Creative Projects to Do With Kids

Every pre-school and early elementary school-aged child I have ever cared for loves puppets. Making simple paper bag puppets allows kids to practice coloring, cutting, and pasting. I like cutting out shapes from colored construction paper for young kids to make animals, princesses, and princes but it's even easier to print out paper bag puppet templates online. It took me less than half an hour to print out templates and gather the supplies to make the puppets and less than 15-minutes for the four-year-old I care for to make the three puppets pictured above. My favorite site for paper bag puppet templates is 

All You Need:

Small Paper Lunch Bags
Colored Construction Paper or Printer Paper
Safety Scissors
Crayons or Markers (optional)
Yarn, pom poms, sequins, glitter, felt (optional)

What to Do:

1. Cut out circles, squares, triangles, and rectangles from colored construction paper for kids to use or print out paper bag puppet templates.

2. Let the kids color the shapes or templates any way the want to.

3. If using templates from online help younger kids cut out the shapes while allowing older children to do it themselves.

4. Have the kids paste the shapes to the paper bags. The facial features go on the top of the flap, while put the inside of the mouth or bottom of chin under the paper bag flap. Also feel free to let older kids use yarn, pom poms, sequins, glitter, felt, or any other material to decorate the puppets if they want to.

5. Let the kids imaginations run wild while playing with their homemade puppets.

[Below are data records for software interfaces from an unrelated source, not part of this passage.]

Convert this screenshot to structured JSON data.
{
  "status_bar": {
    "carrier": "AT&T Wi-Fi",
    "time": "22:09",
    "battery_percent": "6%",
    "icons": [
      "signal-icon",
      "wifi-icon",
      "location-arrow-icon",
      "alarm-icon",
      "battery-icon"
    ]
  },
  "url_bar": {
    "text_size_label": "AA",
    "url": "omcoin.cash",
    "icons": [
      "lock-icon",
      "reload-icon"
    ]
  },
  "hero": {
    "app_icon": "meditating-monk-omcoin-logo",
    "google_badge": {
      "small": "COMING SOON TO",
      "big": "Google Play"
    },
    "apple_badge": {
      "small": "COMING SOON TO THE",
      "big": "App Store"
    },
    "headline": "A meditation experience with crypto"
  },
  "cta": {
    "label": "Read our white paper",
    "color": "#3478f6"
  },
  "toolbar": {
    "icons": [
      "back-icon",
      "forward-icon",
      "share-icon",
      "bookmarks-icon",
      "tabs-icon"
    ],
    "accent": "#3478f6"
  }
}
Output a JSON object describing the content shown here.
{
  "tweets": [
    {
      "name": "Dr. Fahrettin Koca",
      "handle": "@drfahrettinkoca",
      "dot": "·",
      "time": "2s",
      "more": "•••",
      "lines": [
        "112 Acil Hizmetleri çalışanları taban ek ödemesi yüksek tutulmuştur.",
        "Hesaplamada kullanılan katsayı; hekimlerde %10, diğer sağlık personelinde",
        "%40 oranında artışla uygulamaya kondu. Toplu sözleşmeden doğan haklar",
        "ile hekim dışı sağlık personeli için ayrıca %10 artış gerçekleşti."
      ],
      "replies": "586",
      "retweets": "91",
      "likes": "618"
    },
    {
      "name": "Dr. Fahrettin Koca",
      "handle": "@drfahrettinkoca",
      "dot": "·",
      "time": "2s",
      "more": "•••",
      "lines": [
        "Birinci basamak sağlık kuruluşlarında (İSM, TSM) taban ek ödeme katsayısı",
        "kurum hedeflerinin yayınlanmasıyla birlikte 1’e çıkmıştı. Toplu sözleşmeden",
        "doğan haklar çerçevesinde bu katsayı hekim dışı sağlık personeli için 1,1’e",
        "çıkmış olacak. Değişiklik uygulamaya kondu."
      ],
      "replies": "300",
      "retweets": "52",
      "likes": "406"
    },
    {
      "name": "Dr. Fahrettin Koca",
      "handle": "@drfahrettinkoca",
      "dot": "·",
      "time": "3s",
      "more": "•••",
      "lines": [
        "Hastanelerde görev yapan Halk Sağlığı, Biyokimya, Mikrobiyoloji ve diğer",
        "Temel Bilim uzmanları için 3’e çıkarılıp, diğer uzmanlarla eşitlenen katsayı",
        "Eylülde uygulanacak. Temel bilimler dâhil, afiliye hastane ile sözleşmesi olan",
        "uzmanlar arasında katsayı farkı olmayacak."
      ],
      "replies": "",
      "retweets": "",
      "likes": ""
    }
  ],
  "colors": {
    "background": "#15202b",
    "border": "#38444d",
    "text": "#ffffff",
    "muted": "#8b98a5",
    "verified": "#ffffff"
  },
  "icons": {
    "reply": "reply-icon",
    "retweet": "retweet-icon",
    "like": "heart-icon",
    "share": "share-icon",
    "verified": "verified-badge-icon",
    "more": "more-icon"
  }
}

1. Panda paper bag puppet template 
2. Pig paper bag puppet template
3. Photos by Stephanie Felzenberg